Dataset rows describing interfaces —
####

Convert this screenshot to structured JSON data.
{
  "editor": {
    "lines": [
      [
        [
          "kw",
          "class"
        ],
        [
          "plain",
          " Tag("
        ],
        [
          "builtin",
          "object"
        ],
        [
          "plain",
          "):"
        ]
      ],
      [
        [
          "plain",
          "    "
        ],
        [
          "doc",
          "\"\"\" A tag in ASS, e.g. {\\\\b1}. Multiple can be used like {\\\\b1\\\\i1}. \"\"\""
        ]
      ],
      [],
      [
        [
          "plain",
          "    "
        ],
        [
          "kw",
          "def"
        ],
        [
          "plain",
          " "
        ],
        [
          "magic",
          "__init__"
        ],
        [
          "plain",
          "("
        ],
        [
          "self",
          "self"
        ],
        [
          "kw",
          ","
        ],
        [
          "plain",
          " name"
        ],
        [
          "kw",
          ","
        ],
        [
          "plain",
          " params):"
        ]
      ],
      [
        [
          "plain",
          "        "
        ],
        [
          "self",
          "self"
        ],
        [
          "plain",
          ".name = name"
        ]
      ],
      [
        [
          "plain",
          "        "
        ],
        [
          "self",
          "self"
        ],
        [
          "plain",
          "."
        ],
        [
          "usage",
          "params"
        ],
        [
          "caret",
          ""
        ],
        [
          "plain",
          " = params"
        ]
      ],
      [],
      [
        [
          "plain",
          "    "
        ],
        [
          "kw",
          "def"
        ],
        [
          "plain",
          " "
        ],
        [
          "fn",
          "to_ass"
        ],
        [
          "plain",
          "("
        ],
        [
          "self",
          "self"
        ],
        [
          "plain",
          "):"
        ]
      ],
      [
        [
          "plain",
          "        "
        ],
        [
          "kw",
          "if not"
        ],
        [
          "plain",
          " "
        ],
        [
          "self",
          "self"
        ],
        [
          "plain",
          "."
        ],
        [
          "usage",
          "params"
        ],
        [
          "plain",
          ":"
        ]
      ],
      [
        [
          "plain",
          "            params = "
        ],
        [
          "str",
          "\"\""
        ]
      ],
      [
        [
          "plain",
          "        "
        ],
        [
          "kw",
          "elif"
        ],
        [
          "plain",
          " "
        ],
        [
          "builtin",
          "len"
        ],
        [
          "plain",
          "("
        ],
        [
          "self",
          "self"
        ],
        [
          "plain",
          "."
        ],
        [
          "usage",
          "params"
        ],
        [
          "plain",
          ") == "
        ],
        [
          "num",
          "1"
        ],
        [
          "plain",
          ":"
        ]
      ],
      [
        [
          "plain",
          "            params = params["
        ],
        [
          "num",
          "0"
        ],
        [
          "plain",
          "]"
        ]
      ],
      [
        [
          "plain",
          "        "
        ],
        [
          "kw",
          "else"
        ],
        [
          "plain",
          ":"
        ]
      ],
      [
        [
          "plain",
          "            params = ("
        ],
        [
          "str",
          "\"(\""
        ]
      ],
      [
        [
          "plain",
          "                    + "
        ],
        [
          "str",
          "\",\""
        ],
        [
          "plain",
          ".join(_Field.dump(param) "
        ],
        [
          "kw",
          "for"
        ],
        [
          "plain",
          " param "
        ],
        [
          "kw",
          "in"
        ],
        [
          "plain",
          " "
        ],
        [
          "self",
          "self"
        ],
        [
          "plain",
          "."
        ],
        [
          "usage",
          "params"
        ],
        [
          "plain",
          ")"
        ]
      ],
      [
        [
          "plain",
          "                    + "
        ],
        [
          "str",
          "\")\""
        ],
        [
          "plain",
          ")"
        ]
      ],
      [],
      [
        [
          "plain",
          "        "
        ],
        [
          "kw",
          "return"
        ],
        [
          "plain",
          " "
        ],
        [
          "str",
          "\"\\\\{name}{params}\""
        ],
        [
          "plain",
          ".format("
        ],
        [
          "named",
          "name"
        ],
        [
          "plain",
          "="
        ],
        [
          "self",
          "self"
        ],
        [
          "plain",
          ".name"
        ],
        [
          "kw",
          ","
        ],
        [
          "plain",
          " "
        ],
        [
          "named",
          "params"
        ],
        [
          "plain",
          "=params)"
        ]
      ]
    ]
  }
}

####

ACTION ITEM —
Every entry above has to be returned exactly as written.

FINISHED EXERCISE —
Convert this screenshot to structured JSON data.
{
  "editor": {
    "lines": [
      [
        [
          "kw",
          "class"
        ],
        [
          "plain",
          " Tag("
        ],
        [
          "builtin",
          "object"
        ],
        [
          "plain",
          "):"
        ]
      ],
      [
        [
          "plain",
          "    "
        ],
        [
          "doc",
          "\"\"\" A tag in ASS, e.g. {\\\\b1}. Multiple can be used like {\\\\b1\\\\i1}. \"\"\""
        ]
      ],
      [],
      [
        [
          "plain",
          "    "
        ],
        [
          "kw",
          "def"
        ],
        [
          "plain",
          " "
        ],
        [
          "magic",
          "__init__"
        ],
        [
          "plain",
          "("
        ],
        [
          "self",
          "self"
        ],
        [
          "kw",
          ","
        ],
        [
          "plain",
          " name"
        ],
        [
          "kw",
          ","
        ],
        [
          "plain",
          " params):"
        ]
      ],
      [
        [
          "plain",
          "        "
        ],
        [
          "self",
          "self"
        ],
        [
          "plain",
          ".name = name"
        ]
      ],
      [
        [
          "plain",
          "        "
        ],
        [
          "self",
          "self"
        ],
        [
          "plain",
          "."
        ],
        [
          "usage",
          "params"
        ],
        [
          "caret",
          ""
        ],
        [
          "plain",
          " = params"
        ]
      ],
      [],
      [
        [
          "plain",
          "    "
        ],
        [
          "kw",
          "def"
        ],
        [
          "plain",
          " "
        ],
        [
          "fn",
          "to_ass"
        ],
        [
          "plain",
          "("
        ],
        [
          "self",
          "self"
        ],
        [
          "plain",
          "):"
        ]
      ],
      [
        [
          "plain",
          "        "
        ],
        [
          "kw",
          "if not"
        ],
        [
          "plain",
          " "
        ],
        [
          "self",
          "self"
        ],
        [
          "plain",
          "."
        ],
        [
          "usage",
          "params"
        ],
        [
          "plain",
          ":"
        ]
      ],
      [
        [
          "plain",
          "            params = "
        ],
        [
          "str",
          "\"\""
        ]
      ],
      [
        [
          "plain",
          "        "
        ],
        [
          "kw",
          "elif"
        ],
        [
          "plain",
          " "
        ],
        [
          "builtin",
          "len"
        ],
        [
          "plain",
          "("
        ],
        [
          "self",
          "self"
        ],
        [
          "plain",
          "."
        ],
        [
          "usage",
          "params"
        ],
        [
          "plain",
          ") == "
        ],
        [
          "num",
          "1"
        ],
        [
          "plain",
          ":"
        ]
      ],
      [
        [
          "plain",
          "            params = params["
        ],
        [
          "num",
          "0"
        ],
        [
          "plain",
          "]"
        ]
      ],
      [
        [
          "plain",
          "        "
        ],
        [
          "kw",
          "else"
        ],
        [
          "plain",
          ":"
        ]
      ],
      [
        [
          "plain",
          "            params = ("
        ],
        [
          "str",
          "\"(\""
        ]
      ],
      [
        [
          "plain",
          "                    + "
        ],
        [
          "str",
          "\",\""
        ],
        [
          "plain",
          ".join(_Field.dump(param) "
        ],
        [
          "kw",
          "for"
        ],
        [
          "plain",
          " param "
        ],
        [
          "kw",
          "in"
        ],
        [
          "plain",
          " "
        ],
        [
          "self",
          "self"
        ],
        [
          "plain",
          "."
        ],
        [
          "usage",
          "params"
        ],
        [
          "plain",
          ")"
        ]
      ],
      [
        [
          "plain",
          "                    + "
        ],
        [
          "str",
          "\")\""
        ],
        [
          "plain",
          ")"
        ]
      ],
      [],
      [
        [
          "plain",
          "        "
        ],
        [
          "kw",
          "return"
        ],
        [
          "plain",
          " "
        ],
        [
          "str",
          "\"\\\\{name}{params}\""
        ],
        [
          "plain",
          ".format("
        ],
        [
          "named",
          "name"
        ],
        [
          "plain",
          "="
        ],
        [
          "self",
          "self"
        ],
        [
          "plain",
          ".name"
        ],
        [
          "kw",
          ","
        ],
        [
          "plain",
          " "
        ],
        [
          "named",
          "params"
        ],
        [
          "plain",
          "=params)"
        ]
      ]
    ]
  }
}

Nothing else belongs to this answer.